Exercise data Block Start

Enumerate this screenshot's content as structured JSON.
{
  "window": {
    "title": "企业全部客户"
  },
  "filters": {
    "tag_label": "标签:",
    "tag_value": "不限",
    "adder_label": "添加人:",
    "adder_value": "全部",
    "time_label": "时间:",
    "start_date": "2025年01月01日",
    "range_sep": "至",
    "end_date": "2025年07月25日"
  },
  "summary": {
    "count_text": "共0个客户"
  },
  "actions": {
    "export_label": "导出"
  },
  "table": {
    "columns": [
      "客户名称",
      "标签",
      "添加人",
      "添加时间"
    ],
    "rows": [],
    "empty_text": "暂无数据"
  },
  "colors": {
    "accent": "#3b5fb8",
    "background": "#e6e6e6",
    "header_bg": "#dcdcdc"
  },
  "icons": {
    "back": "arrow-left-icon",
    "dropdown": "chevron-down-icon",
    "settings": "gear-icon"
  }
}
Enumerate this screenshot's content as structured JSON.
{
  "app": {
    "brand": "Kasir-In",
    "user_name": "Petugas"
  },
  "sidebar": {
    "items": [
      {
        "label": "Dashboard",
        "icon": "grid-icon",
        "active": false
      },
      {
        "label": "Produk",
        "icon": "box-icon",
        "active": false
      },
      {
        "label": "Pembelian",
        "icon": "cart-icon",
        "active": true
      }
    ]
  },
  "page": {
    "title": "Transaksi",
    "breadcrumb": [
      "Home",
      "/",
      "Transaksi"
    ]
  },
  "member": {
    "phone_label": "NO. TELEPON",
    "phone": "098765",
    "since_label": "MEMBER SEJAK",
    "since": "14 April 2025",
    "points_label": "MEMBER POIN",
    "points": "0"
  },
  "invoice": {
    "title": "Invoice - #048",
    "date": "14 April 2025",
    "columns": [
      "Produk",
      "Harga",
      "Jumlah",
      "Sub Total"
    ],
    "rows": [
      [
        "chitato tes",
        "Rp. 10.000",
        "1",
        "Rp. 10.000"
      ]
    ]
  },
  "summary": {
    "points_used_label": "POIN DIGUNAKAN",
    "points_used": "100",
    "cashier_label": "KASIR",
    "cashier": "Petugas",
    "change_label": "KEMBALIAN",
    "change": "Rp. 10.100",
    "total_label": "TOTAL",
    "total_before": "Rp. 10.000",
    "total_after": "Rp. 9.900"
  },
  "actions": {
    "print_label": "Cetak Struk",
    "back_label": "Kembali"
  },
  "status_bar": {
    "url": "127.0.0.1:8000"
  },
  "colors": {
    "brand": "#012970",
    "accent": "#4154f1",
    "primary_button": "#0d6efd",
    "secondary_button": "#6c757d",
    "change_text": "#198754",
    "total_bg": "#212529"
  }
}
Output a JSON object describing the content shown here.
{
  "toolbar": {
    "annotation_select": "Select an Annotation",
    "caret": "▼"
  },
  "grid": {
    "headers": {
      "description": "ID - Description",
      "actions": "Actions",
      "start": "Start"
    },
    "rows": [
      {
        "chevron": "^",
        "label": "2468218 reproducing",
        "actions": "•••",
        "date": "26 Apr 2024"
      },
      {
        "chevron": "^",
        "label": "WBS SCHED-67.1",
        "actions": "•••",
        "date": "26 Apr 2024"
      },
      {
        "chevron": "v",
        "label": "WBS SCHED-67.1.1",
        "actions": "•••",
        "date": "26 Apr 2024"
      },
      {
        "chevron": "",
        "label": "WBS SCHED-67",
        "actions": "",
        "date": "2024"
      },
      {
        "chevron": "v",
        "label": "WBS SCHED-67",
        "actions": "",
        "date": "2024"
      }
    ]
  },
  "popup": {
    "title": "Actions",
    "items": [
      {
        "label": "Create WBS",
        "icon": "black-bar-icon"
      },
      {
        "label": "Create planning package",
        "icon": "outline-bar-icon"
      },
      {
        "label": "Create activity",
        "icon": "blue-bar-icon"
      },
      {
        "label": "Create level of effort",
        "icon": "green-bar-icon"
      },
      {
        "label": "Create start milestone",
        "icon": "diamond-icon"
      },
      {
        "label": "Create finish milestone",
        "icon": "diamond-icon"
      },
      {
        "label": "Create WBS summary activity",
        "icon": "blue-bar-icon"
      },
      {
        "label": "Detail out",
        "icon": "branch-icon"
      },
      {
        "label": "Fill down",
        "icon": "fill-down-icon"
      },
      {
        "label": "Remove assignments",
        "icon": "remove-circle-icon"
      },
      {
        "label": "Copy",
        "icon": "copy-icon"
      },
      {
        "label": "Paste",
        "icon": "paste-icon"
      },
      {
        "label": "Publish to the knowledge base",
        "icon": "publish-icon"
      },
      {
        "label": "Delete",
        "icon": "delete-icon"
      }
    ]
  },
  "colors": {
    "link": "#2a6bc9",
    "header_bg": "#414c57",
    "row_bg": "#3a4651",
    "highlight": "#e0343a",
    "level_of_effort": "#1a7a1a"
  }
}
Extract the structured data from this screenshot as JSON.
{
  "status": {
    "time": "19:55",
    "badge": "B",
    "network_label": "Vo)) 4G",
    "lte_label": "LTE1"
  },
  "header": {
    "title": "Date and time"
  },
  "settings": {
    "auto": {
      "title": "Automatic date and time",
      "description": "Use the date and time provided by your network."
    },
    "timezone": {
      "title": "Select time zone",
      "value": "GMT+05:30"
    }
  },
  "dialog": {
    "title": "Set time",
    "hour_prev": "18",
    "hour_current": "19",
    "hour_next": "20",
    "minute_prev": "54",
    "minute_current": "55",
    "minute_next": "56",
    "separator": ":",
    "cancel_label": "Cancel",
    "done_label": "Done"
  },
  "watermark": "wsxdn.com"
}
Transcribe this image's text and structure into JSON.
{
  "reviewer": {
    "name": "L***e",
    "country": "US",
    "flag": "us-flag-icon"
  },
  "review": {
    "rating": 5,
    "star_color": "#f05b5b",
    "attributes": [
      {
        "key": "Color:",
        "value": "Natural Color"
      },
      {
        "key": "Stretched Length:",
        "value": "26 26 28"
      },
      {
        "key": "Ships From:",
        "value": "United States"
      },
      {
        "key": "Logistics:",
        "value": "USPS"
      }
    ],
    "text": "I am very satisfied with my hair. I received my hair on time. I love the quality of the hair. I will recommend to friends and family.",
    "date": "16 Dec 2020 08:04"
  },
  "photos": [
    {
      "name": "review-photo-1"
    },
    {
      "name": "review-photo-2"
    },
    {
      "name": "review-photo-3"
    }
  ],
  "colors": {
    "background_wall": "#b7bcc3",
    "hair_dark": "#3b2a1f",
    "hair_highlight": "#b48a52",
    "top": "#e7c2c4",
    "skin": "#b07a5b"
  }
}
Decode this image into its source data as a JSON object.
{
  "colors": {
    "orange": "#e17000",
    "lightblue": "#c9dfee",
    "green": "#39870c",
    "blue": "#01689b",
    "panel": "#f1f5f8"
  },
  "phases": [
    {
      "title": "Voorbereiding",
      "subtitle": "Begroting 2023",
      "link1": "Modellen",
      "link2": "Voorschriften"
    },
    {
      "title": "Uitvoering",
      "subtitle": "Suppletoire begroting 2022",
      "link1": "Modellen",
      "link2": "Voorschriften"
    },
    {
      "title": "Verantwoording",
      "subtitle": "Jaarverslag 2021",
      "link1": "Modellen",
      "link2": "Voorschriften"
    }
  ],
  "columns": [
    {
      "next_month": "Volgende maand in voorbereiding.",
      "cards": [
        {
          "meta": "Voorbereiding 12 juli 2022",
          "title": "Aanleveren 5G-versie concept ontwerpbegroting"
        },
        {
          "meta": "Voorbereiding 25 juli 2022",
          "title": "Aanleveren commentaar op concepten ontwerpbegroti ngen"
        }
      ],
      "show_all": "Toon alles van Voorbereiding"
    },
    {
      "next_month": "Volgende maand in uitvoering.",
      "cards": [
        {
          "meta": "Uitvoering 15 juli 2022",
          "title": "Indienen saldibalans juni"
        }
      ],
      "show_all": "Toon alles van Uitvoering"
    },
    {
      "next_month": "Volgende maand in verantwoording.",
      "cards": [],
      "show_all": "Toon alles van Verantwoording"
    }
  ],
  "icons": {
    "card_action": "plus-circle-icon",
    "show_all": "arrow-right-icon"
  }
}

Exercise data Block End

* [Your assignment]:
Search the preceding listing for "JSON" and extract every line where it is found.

* [Exercise response]:
Enumerate this screenshot's content as structured JSON.
Enumerate this screenshot's content as structured JSON.
Output a JSON object describing the content shown here.
Extract the structured data from this screenshot as JSON.
Transcribe this image's text and structure into JSON.
Decode this image into its source data as a JSON object.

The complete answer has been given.